"As the (US) President noted while he was there, we think there is great potential to further to go from that 100 billion that currently exist to something much higher. There is a lot of excitement and interest in the kind of policies that the new government has expressed and India has expressed interest in," the US Trade Representative, Mike Froman told members of House Committee on Ways and Means during a Congressional hearing yesterday.
Froman was in India as part of the US delegation led by the President, Barack Obama. The key now is to -- through our dialogue with them to explore how those policies are going to be put in place and whether they're going to address the business environments in such a way as to increase trade investment," he said.
Froman who was in India in November to hold trade policy forum / meeting with India the first one in four years said "We laid out an important series of work plans on intellectual property, on manufacturing, on services, and I'm following up with the government including during my recent visit there with the president to determine how best to take those issues forward".
Froman said the US is having talks on key issue of intellectual property rights. We have engaged with the new governments in India and we've engaged broadly because we have some common interests that we have Hollywood.
They have Bollywood. We have a common interest in seeing copyright rules, be strong around the world and be fully enforced, he said. We're working with the government of India has just put out a draft, intellectual property rights policy for public comment and we're providing comments along with, he added.

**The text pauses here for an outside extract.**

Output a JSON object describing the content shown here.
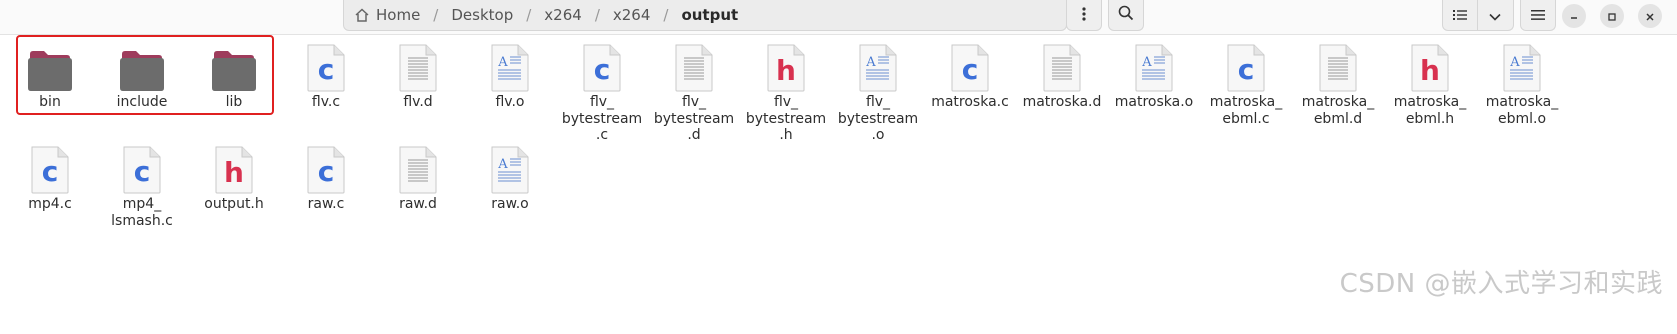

The US is hopeful to be able to engage with India in a constructive way, even in the pharmaceutical area to look at all the issues related to accessing and affording the medicines, Froman said. "We want to look at this holistically in an effort to try and move that agenda forward," he added.